[Dataset rows describing interfaces]
►

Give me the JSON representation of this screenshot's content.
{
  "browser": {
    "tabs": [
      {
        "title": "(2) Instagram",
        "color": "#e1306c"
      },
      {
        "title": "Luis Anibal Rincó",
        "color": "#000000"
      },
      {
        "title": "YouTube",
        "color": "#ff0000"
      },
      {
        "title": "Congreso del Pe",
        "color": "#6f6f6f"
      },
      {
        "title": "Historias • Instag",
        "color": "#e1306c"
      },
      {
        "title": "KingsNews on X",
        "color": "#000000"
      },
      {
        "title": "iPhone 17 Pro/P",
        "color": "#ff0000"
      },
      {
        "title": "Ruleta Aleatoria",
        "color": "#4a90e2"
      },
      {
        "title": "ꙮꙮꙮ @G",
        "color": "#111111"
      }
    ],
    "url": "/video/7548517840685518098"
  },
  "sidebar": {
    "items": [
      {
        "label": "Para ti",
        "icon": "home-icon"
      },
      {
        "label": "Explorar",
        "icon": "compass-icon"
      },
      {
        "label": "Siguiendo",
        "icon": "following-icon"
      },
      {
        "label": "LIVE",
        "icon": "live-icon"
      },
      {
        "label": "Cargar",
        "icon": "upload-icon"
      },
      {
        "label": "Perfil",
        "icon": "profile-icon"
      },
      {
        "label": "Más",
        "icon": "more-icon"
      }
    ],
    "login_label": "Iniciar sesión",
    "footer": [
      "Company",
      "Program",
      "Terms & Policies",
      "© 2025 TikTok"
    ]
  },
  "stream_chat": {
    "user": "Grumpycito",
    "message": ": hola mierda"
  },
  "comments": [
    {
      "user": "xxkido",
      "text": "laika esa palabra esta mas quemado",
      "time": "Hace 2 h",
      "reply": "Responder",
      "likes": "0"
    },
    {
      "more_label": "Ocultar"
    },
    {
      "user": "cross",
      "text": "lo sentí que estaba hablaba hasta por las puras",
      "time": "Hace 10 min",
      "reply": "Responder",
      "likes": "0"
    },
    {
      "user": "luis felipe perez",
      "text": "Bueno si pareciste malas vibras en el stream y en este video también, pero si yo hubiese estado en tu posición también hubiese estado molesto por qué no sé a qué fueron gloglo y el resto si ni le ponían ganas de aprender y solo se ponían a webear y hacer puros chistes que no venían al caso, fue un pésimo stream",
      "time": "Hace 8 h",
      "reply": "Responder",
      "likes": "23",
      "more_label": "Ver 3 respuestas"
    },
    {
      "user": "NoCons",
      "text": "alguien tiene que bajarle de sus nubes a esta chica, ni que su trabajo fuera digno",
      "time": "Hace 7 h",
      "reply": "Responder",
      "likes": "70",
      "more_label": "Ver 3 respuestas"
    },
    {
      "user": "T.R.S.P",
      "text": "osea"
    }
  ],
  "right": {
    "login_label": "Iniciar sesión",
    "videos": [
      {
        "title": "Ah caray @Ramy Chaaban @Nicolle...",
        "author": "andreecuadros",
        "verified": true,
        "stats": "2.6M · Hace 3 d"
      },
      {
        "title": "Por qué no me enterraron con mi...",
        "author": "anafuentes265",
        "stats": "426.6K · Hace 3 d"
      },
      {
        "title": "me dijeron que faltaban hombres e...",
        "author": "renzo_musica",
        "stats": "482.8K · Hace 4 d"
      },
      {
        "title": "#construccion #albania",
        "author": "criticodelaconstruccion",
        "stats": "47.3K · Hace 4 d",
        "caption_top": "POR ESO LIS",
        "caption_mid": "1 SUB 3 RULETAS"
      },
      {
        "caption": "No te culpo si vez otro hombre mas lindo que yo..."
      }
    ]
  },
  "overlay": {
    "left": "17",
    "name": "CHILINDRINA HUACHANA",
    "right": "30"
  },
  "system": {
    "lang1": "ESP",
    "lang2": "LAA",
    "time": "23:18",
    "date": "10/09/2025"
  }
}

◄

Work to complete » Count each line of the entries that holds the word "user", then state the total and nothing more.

Completed exercise » 6